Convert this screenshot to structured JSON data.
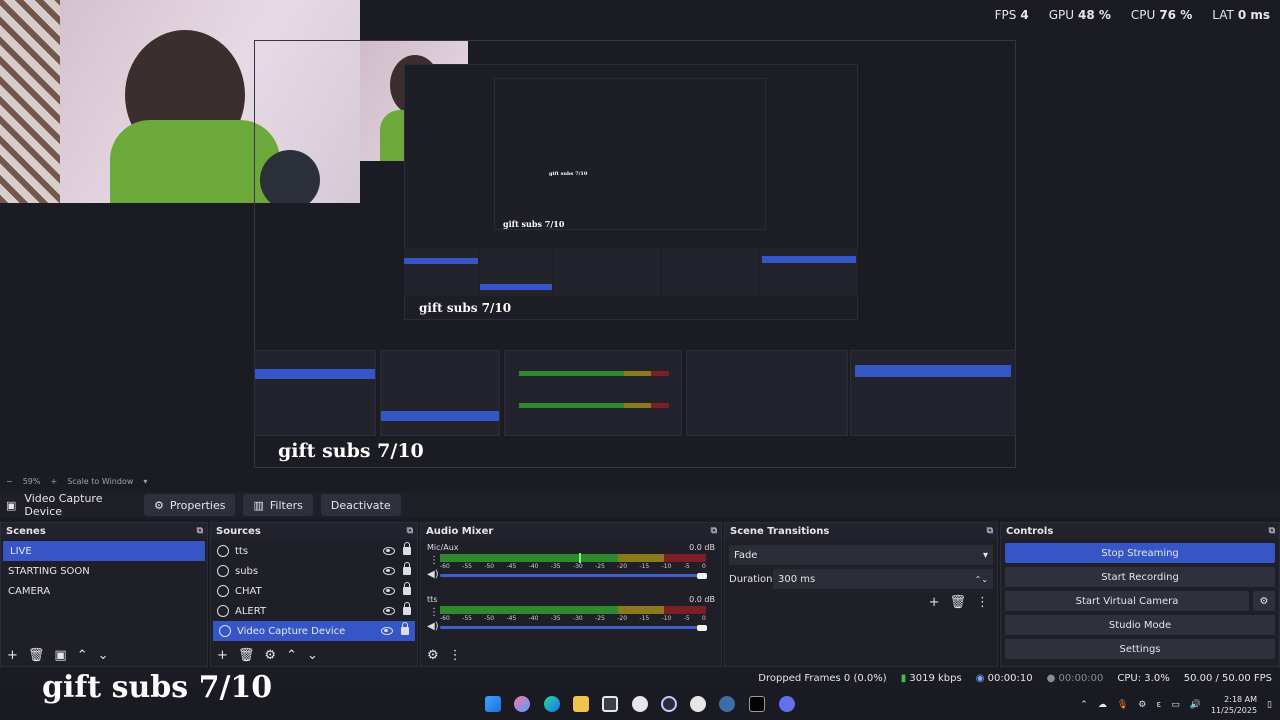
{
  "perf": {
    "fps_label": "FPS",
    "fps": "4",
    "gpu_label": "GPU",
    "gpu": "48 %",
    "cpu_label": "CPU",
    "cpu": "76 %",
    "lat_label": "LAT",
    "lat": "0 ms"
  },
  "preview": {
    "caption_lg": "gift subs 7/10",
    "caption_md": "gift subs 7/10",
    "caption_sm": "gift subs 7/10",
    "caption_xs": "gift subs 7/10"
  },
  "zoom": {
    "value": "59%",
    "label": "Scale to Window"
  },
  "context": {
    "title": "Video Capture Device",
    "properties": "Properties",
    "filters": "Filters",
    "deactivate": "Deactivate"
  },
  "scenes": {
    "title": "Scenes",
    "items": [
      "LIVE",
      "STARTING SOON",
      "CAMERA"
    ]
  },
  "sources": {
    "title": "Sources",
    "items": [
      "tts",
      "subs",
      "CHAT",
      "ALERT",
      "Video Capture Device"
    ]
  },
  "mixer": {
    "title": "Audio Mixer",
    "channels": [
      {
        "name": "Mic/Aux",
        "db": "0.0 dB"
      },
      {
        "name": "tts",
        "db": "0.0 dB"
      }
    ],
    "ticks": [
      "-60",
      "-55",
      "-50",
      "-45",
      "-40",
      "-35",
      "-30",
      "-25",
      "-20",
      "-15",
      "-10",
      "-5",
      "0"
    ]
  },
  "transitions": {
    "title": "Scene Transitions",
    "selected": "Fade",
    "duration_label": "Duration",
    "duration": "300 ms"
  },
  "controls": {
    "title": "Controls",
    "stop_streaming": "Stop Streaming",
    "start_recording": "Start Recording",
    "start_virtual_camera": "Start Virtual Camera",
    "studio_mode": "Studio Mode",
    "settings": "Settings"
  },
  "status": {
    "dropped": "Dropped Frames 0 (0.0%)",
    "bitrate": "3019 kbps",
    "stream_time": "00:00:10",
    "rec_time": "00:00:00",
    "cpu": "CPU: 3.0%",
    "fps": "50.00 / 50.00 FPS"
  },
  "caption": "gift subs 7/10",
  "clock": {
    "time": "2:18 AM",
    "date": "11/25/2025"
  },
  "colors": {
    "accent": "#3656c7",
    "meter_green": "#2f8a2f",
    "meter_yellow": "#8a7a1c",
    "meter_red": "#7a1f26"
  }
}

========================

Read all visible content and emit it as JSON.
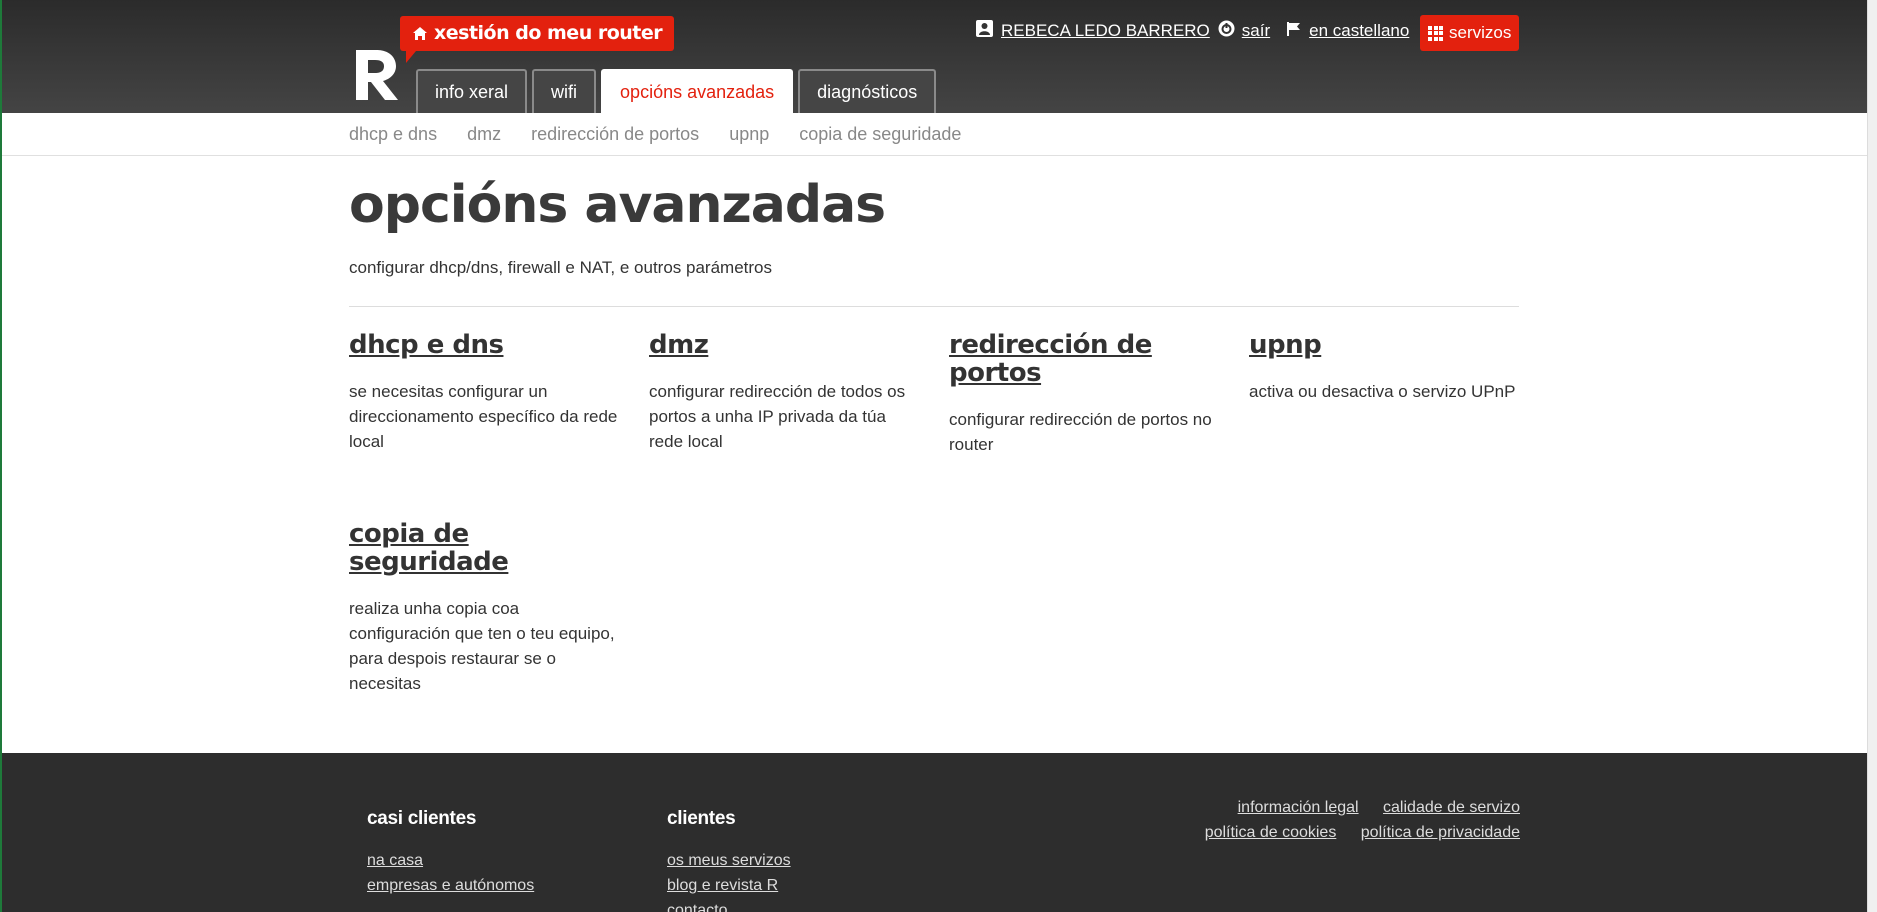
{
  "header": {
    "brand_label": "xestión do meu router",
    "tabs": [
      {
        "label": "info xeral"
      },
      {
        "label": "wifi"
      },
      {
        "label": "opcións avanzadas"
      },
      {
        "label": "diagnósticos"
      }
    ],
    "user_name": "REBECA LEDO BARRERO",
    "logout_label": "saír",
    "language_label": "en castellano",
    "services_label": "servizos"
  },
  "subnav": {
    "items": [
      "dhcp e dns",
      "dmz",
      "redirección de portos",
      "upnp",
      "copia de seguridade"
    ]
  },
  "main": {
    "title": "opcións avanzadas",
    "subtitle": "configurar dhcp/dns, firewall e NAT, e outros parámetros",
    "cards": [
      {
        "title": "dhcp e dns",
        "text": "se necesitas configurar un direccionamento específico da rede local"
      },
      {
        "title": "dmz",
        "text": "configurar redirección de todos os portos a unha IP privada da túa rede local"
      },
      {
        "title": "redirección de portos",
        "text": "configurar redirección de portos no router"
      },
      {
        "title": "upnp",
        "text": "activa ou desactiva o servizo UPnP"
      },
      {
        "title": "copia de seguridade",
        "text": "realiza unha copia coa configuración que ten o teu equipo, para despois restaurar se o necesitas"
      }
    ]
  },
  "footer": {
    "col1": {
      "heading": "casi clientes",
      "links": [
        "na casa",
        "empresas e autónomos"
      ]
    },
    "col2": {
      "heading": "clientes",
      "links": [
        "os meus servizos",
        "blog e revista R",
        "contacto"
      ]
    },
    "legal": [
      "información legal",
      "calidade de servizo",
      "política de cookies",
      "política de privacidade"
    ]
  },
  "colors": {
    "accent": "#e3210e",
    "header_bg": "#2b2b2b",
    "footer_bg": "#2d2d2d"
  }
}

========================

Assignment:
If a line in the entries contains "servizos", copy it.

Answer section:
    "services_label": "servizos"
        "os meus servizos",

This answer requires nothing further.